Q.: I have a problem with concrete segregation that appears to be related to the coarse aggregate. When we use crushed stone from one source the concrete segregates in the chute of the mixer truck. When we use stone from another source we get no segregation. Both aggregates meet the ASTM C 33 grading specifications. I would like to find some way to use the stone that causes segregation because it costs less and it is closer to the plant. The concrete is air-entrained and we use the same sand in both mixes.
A.: You do not say anything about mix proportions. Possibly you are using the same ratio of coarse to fine aggregate for both coarse aggregates. Even though both aggregates fall within the ASTM C 33 limits there may be a considerable difference between their two gradings. Very likely the two aggregates also differ somewhat in angularity. Either or both of these would mean that each one has its own best ratio of stone to sand. We suspect that the mix which you say segregates is a harsh mix that contains too little sand.

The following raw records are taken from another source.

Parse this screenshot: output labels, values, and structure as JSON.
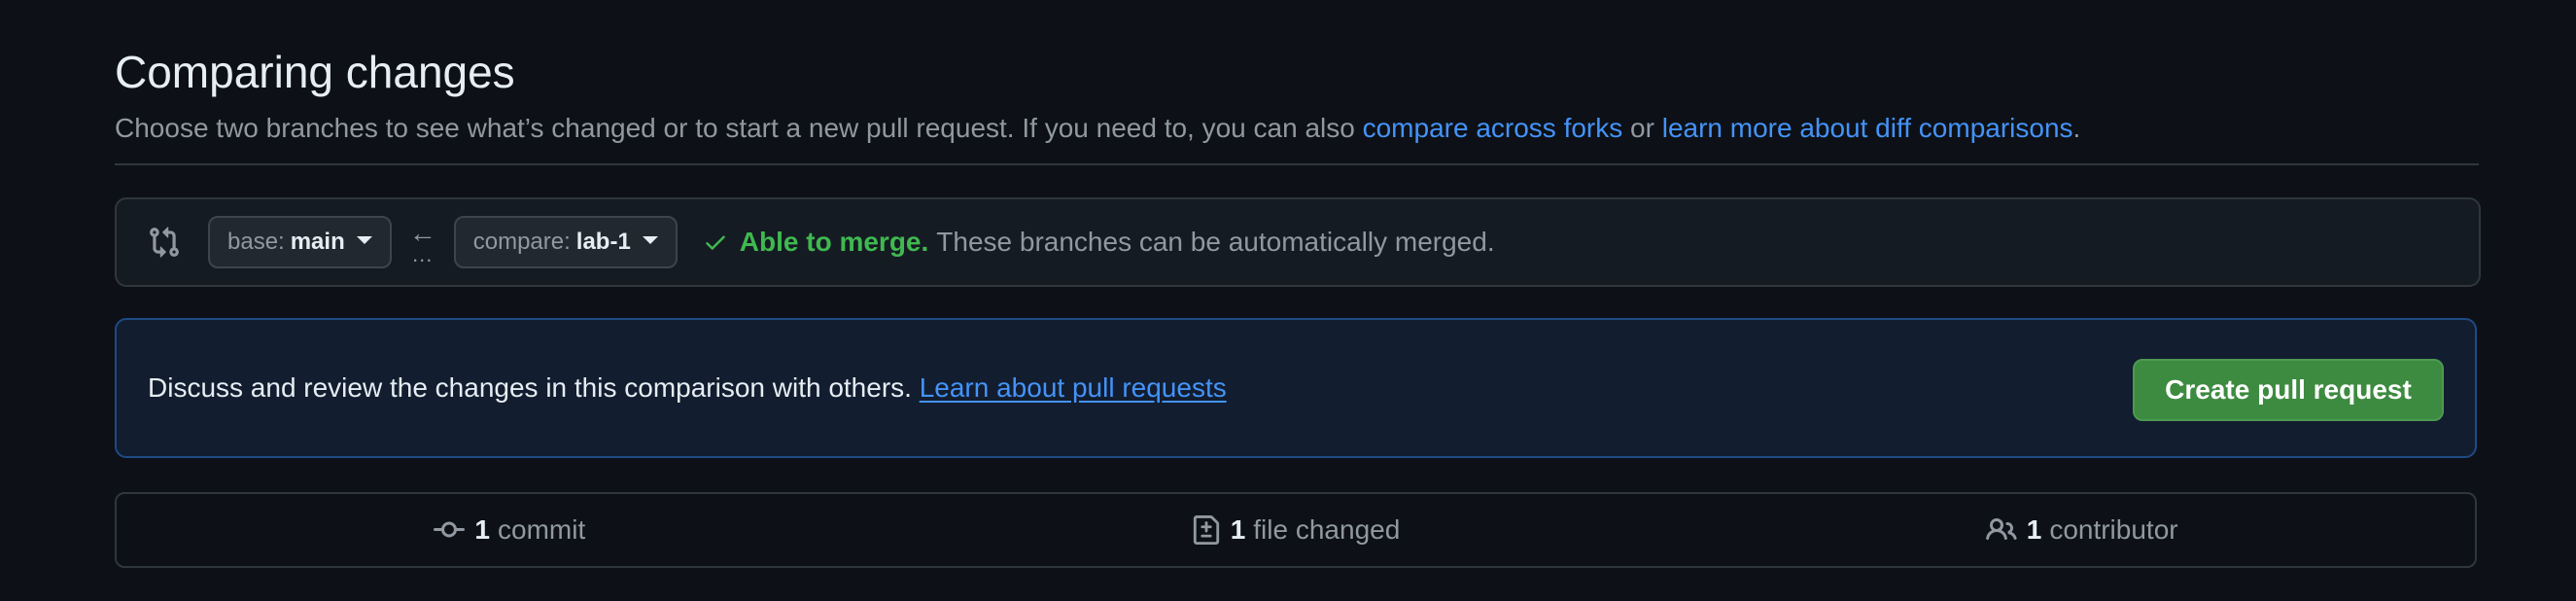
{
  "header": {
    "title": "Comparing changes",
    "subtitle_text": "Choose two branches to see what’s changed or to start a new pull request. If you need to, you can also ",
    "compare_forks_link": "compare across forks",
    "subtitle_or": " or ",
    "diff_link": "learn more about diff comparisons",
    "subtitle_end": "."
  },
  "compare_bar": {
    "base_label": "base:",
    "base_branch": "main",
    "compare_label": "compare:",
    "compare_branch": "lab-1",
    "arrow": "←",
    "dots": "...",
    "merge_status": "Able to merge.",
    "merge_message": "These branches can be automatically merged."
  },
  "discuss": {
    "text": "Discuss and review the changes in this comparison with others. ",
    "link": "Learn about pull requests",
    "button": "Create pull request"
  },
  "stats": {
    "commits_count": "1",
    "commits_label": "commit",
    "files_count": "1",
    "files_label": "file changed",
    "contributors_count": "1",
    "contributors_label": "contributor"
  },
  "colors": {
    "background": "#0d1117",
    "link": "#4493f8",
    "success": "#3fb950",
    "button_green": "#3d8b40",
    "muted_text": "#9198a1"
  }
}
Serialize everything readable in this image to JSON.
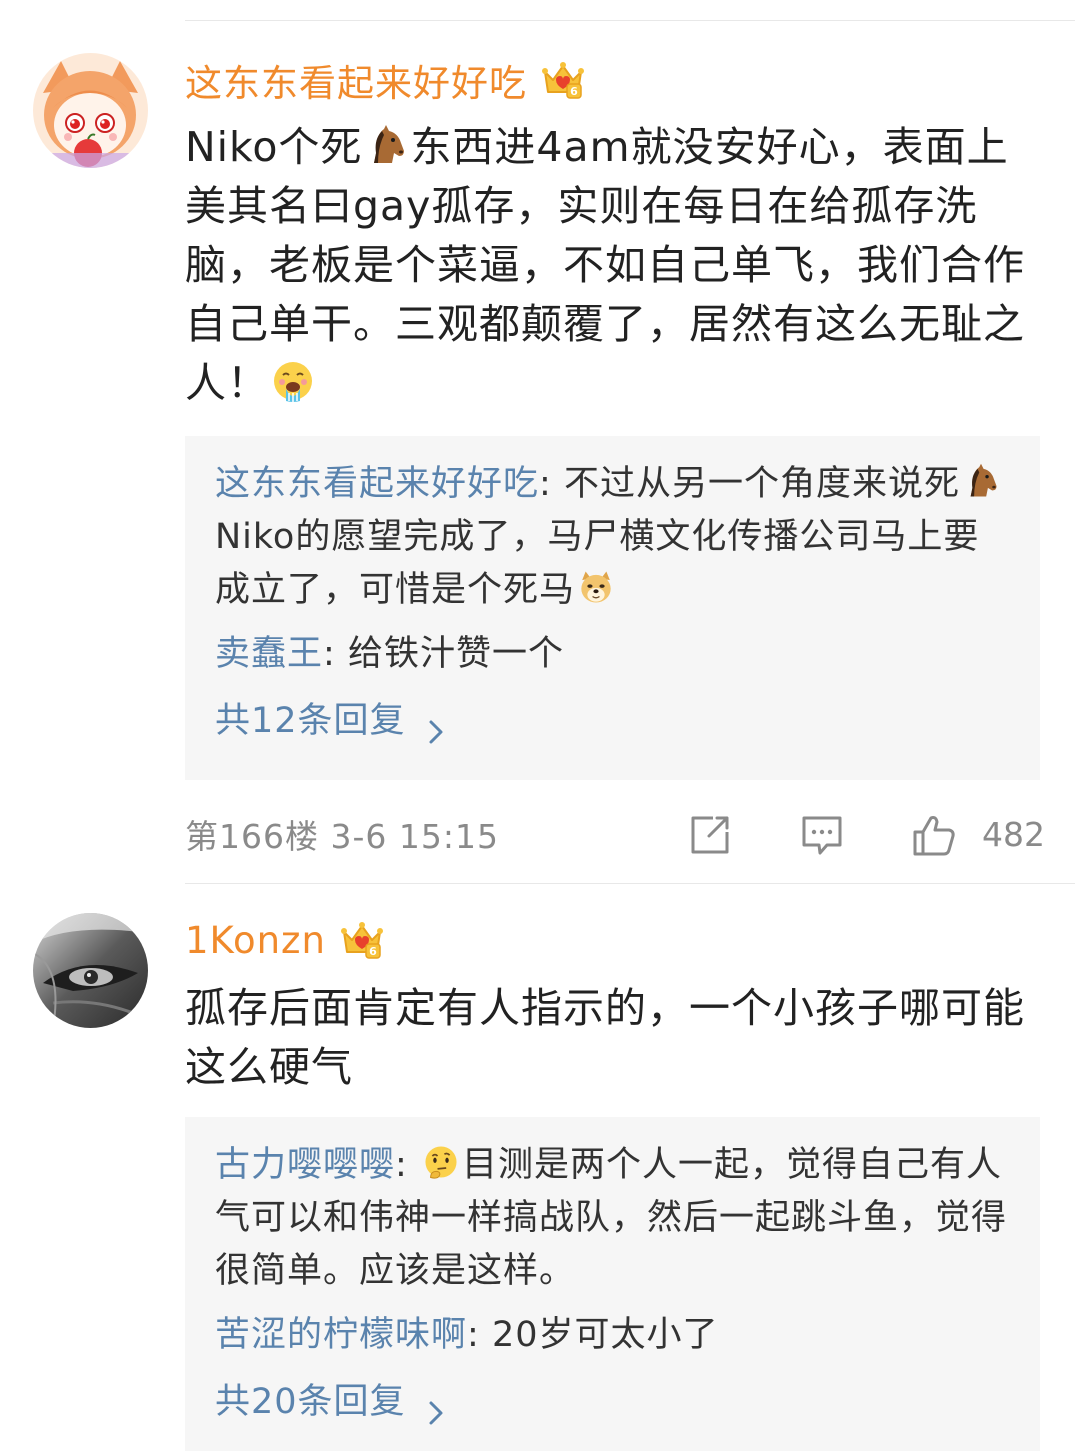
{
  "comments": [
    {
      "username": "这东东看起来好好吃",
      "content": {
        "part1": "Niko个死",
        "part2": "东西进4am就没安好心，表面上美其名曰gay孤存，实则在每日在给孤存洗脑，老板是个菜逼，不如自己单飞，我们合作自己单干。三观都颠覆了，居然有这么无耻之人！"
      },
      "replies": [
        {
          "user": "这东东看起来好好吃",
          "sep": ": ",
          "text_part1": "不过从另一个角度来说死",
          "text_part2": "Niko的愿望完成了，马尸横文化传播公司马上要成立了，可惜是个死马"
        },
        {
          "user": "卖蠢王",
          "sep": ": ",
          "text": "给铁汁赞一个"
        }
      ],
      "more_replies": "共12条回复",
      "meta": "第166楼 3-6 15:15",
      "like_count": "482"
    },
    {
      "username": "1Konzn",
      "content": "孤存后面肯定有人指示的，一个小孩子哪可能这么硬气",
      "replies": [
        {
          "user": "古力嘤嘤嘤",
          "sep": ": ",
          "text": "目测是两个人一起，觉得自己有人气可以和伟神一样搞战队，然后一起跳斗鱼，觉得很简单。应该是这样。"
        },
        {
          "user": "苦涩的柠檬味啊",
          "sep": ": ",
          "text": "20岁可太小了"
        }
      ],
      "more_replies": "共20条回复"
    }
  ],
  "icons": {
    "crown": "crown-vip-icon",
    "horse": "horse-emoji-icon",
    "vomit": "vomit-emoji-icon",
    "doge": "doge-emoji-icon",
    "thinking": "thinking-emoji-icon",
    "share": "share-icon",
    "comment": "comment-icon",
    "like": "thumbs-up-icon",
    "chevron": "chevron-right-icon"
  },
  "colors": {
    "username": "#f08a2c",
    "reply_user": "#5a83ad",
    "meta": "#8a8a8a",
    "reply_bg": "#f6f6f6"
  }
}
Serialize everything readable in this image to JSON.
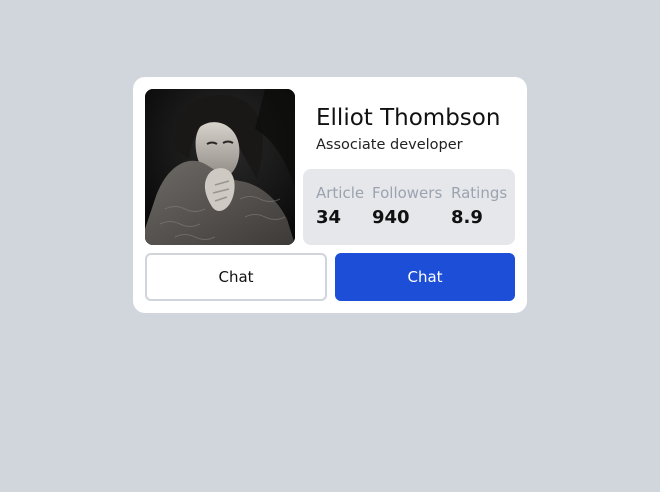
{
  "profile": {
    "name": "Elliot Thombson",
    "role": "Associate developer",
    "photo_icon": "profile-photo"
  },
  "stats": [
    {
      "label": "Article",
      "value": "34"
    },
    {
      "label": "Followers",
      "value": "940"
    },
    {
      "label": "Ratings",
      "value": "8.9"
    }
  ],
  "buttons": {
    "secondary_label": "Chat",
    "primary_label": "Chat"
  },
  "colors": {
    "page_background": "#d1d5dc",
    "card_background": "#ffffff",
    "stats_background": "#e5e7eb",
    "stat_label": "#9ca3af",
    "primary_button": "#1d4ed8",
    "outline_border": "#d1d5db"
  }
}
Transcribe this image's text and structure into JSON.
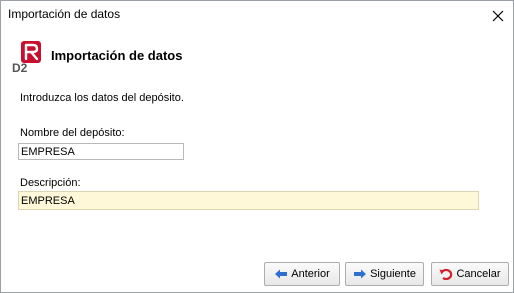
{
  "window": {
    "title": "Importación de datos"
  },
  "header": {
    "title": "Importación de datos",
    "logo_text": "D2"
  },
  "intro": "Introduzca los datos del depósito.",
  "form": {
    "name_label": "Nombre del depósito:",
    "name_value": "EMPRESA",
    "description_label": "Descripción:",
    "description_value": "EMPRESA"
  },
  "buttons": {
    "previous": "Anterior",
    "next": "Siguiente",
    "cancel": "Cancelar"
  },
  "colors": {
    "logo_red": "#c8102e",
    "description_bg": "#fff8d8",
    "arrow_blue": "#2f6fd0",
    "cancel_red": "#d0202a"
  }
}
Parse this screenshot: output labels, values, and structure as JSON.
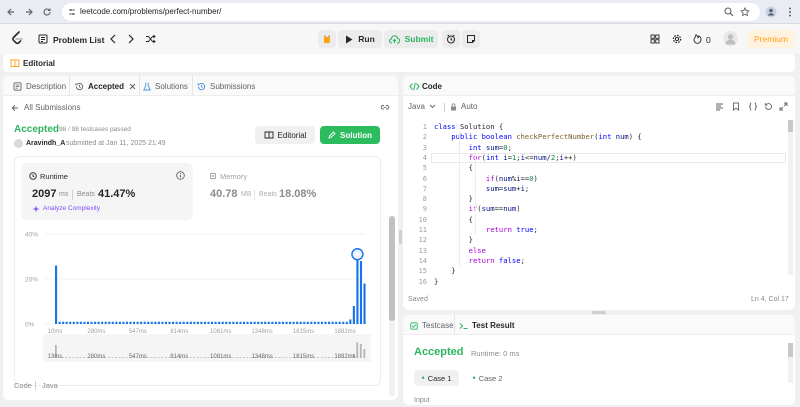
{
  "browser": {
    "url": "leetcode.com/problems/perfect-number/"
  },
  "appnav": {
    "problem_list": "Problem List",
    "run": "Run",
    "submit": "Submit",
    "streak_count": "0",
    "premium": "Premium"
  },
  "editorial_strip": {
    "label": "Editorial"
  },
  "left_tabs": [
    {
      "label": "Description"
    },
    {
      "label": "Accepted"
    },
    {
      "label": "Solutions"
    },
    {
      "label": "Submissions"
    }
  ],
  "submission": {
    "back_label": "All Submissions",
    "status": "Accepted",
    "testcases": "98 / 98 testcases passed",
    "author": "Aravindh_A",
    "submitted_at": "submitted at Jan 11, 2025 21:49",
    "editorial_btn": "Editorial",
    "solution_btn": "Solution",
    "runtime_label": "Runtime",
    "runtime_value": "2097",
    "runtime_unit": "ms",
    "runtime_beats_label": "Beats",
    "runtime_beats": "41.47%",
    "analyze": "Analyze Complexity",
    "memory_label": "Memory",
    "memory_value": "40.78",
    "memory_unit": "MB",
    "memory_beats_label": "Beats",
    "memory_beats": "18.08%",
    "code_label": "Code",
    "lang_label": "Java"
  },
  "chart_data": {
    "type": "bar",
    "ylabel": "",
    "xlabel": "",
    "y_ticks": [
      "40%",
      "20%",
      "0%"
    ],
    "ylim": [
      0,
      40
    ],
    "x_ticks": [
      "10ms",
      "280ms",
      "547ms",
      "814ms",
      "1081ms",
      "1348ms",
      "1615ms",
      "1882ms"
    ],
    "minimap_ticks": [
      "13ms",
      "280ms",
      "547ms",
      "814ms",
      "1081ms",
      "1348ms",
      "1615ms",
      "1882ms"
    ],
    "values": [
      26,
      1,
      1,
      1,
      1,
      1,
      1,
      1,
      1,
      1,
      1,
      1,
      1,
      1,
      1,
      1,
      1,
      1,
      1,
      1,
      1,
      1,
      1,
      1,
      1,
      1,
      1,
      1,
      1,
      1,
      1,
      1,
      1,
      1,
      1,
      1,
      1,
      1,
      1,
      1,
      1,
      1,
      1,
      1,
      1,
      1,
      1,
      1,
      1,
      1,
      1,
      1,
      1,
      1,
      1,
      1,
      1,
      1,
      1,
      1,
      1,
      1,
      1,
      1,
      1,
      1,
      1,
      1,
      1,
      1,
      1,
      1,
      1,
      1,
      1,
      1,
      1,
      1,
      1,
      1,
      1,
      1,
      1,
      2,
      8,
      31,
      28,
      18
    ],
    "highlight_index": 85
  },
  "code_panel": {
    "title": "Code",
    "language": "Java",
    "mode": "Auto",
    "saved": "Saved",
    "cursor": "Ln 4, Col 17",
    "lines": [
      [
        {
          "t": "class ",
          "c": "kw"
        },
        {
          "t": "Solution ",
          "c": "op"
        },
        {
          "t": "{",
          "c": "op"
        }
      ],
      [
        {
          "t": "    public ",
          "c": "kw"
        },
        {
          "t": "boolean ",
          "c": "kw"
        },
        {
          "t": "checkPerfectNumber",
          "c": "fn"
        },
        {
          "t": "(",
          "c": "op"
        },
        {
          "t": "int ",
          "c": "kw"
        },
        {
          "t": "num",
          "c": "plain"
        },
        {
          "t": ") {",
          "c": "op"
        }
      ],
      [
        {
          "t": "        int ",
          "c": "kw"
        },
        {
          "t": "sum",
          "c": "plain"
        },
        {
          "t": "=",
          "c": "op"
        },
        {
          "t": "0",
          "c": "num"
        },
        {
          "t": ";",
          "c": "op"
        }
      ],
      [
        {
          "t": "        for",
          "c": "kw2"
        },
        {
          "t": "(",
          "c": "op"
        },
        {
          "t": "int ",
          "c": "kw"
        },
        {
          "t": "i",
          "c": "plain"
        },
        {
          "t": "=",
          "c": "op"
        },
        {
          "t": "1",
          "c": "num"
        },
        {
          "t": ";",
          "c": "op"
        },
        {
          "t": "i",
          "c": "plain"
        },
        {
          "t": "<=",
          "c": "op"
        },
        {
          "t": "num",
          "c": "plain"
        },
        {
          "t": "/",
          "c": "op"
        },
        {
          "t": "2",
          "c": "num"
        },
        {
          "t": ";",
          "c": "op"
        },
        {
          "t": "i",
          "c": "plain"
        },
        {
          "t": "++)",
          "c": "op"
        }
      ],
      [
        {
          "t": "        {",
          "c": "op"
        }
      ],
      [
        {
          "t": "            if",
          "c": "kw2"
        },
        {
          "t": "(",
          "c": "op"
        },
        {
          "t": "num",
          "c": "plain"
        },
        {
          "t": "%",
          "c": "op"
        },
        {
          "t": "i",
          "c": "plain"
        },
        {
          "t": "==",
          "c": "op"
        },
        {
          "t": "0",
          "c": "num"
        },
        {
          "t": ")",
          "c": "op"
        }
      ],
      [
        {
          "t": "            sum",
          "c": "plain"
        },
        {
          "t": "=",
          "c": "op"
        },
        {
          "t": "sum",
          "c": "plain"
        },
        {
          "t": "+",
          "c": "op"
        },
        {
          "t": "i",
          "c": "plain"
        },
        {
          "t": ";",
          "c": "op"
        }
      ],
      [
        {
          "t": "        }",
          "c": "op"
        }
      ],
      [
        {
          "t": "        if",
          "c": "kw2"
        },
        {
          "t": "(",
          "c": "op"
        },
        {
          "t": "sum",
          "c": "plain"
        },
        {
          "t": "==",
          "c": "op"
        },
        {
          "t": "num",
          "c": "plain"
        },
        {
          "t": ")",
          "c": "op"
        }
      ],
      [
        {
          "t": "        {",
          "c": "op"
        }
      ],
      [
        {
          "t": "            return ",
          "c": "kw2"
        },
        {
          "t": "true",
          "c": "kw"
        },
        {
          "t": ";",
          "c": "op"
        }
      ],
      [
        {
          "t": "        }",
          "c": "op"
        }
      ],
      [
        {
          "t": "        else",
          "c": "kw2"
        }
      ],
      [
        {
          "t": "        return ",
          "c": "kw2"
        },
        {
          "t": "false",
          "c": "kw"
        },
        {
          "t": ";",
          "c": "op"
        }
      ],
      [
        {
          "t": "    }",
          "c": "op"
        }
      ],
      [
        {
          "t": "}",
          "c": "op"
        }
      ]
    ]
  },
  "test_panel": {
    "tab_testcase": "Testcase",
    "tab_result": "Test Result",
    "status": "Accepted",
    "runtime": "Runtime: 0 ms",
    "case1": "Case 1",
    "case2": "Case 2",
    "input_label": "Input"
  },
  "colors": {
    "accent_green": "#2db55d",
    "solution_btn": "#2cbb5d",
    "premium": "#ffa116",
    "bar_blue": "#1a73e8"
  }
}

Increasing the sand content may not turn out to be the only way or the best way to improve the mix. Possibly you could adjust the grading of the problem aggregate so that it more nearly resembles that of the better aggregate. If you could find some third source of aggregate, perhaps an aggregate of an intermediate size, you might be able to add a small amount of it in place of some of the problem aggregate and thereby improve the total grading. Experimenting this way with laboratory size trial mixes might lead to an easy and inexpensive solution.